  1. Many of its provisions may be applied globally

While the First Amendment may protect Americans from many potential speech restrictions domestically, the actions of other countries can certainly impact the experience of American users because of the internet’s global nature.

Americans have previously experienced this with many of the privacy changes following the European Union’s General Data Protection Regulation, such as the increase in cookie pop‐​ups and being unable to access certain newspapers if traveling in Europe. We’ve also seen a similar international impact on American companies through the U.K.’s pro‐​competitive actions, such as blocking Meta’s acquisition of Giphy and, most recently, Microsoft’s acquisition of Activision.

If the Online Safety Bill were to become law, many companies will find themselves deciding if the cost of compliance will be too much to stay in the United Kingdom. For those that do stay, it may be easier to apply the same restrictions globally to ensure compliance. The result might mean that American users are subject to the same requirements around age verification and restraints on content moderation. This is particularly true if the proposal is read broadly enough to impact certain virtual private networks (VPNs) that would allow U.K. users to claim they were in another country.

  1. U.S. policymakers are looking to it as a model for youth online safety proposals in the United States

At a state and federal level, there has been much debate over potential youth online safety or privacy legislation. Policymakers behind these proposals are likely watching the debate over similar policies across the pond. In fact, during the debate over California’s Age Appropriate Design Code, one of the Online Safety Bill’s key proponents, Baroness Beeban Kidron, wrote positively of its similarities. In turn, recent American actions only further some of the U.K. legislation’s proponents’ ardent advocacy for the law.

However, policymakers should be cautious not to forget one key difference between the U.S. and the U.K.’s foundations: the First Amendment. In fact, the California law has already been challenged in court on First Amendment grounds, and other state or federal legislation would likely face similar legal challenges.

Still, in some cases, this has done little to dissuade policymakers who often have well‐​meaning intentions of protecting the next generation. But proposals modeled after the U.K.’s Online Safety Bill would diminish the privacy and benefits of the internet for all users, including the children that it claims to protect.

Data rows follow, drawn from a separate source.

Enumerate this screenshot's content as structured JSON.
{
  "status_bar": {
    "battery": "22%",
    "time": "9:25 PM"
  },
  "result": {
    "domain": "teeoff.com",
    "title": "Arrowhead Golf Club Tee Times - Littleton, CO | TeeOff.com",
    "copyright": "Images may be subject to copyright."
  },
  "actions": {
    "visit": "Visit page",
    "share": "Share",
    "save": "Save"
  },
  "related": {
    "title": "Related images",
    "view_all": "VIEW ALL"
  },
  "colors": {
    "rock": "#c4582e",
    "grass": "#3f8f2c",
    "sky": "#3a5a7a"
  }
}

The Online Safety Bill has a whole plethora of concerns that many scholars have written about in great detail. If passed, it will have significant negative impacts on the speech and privacy of British internet users, but its broader impact will also likely reach America’s shores.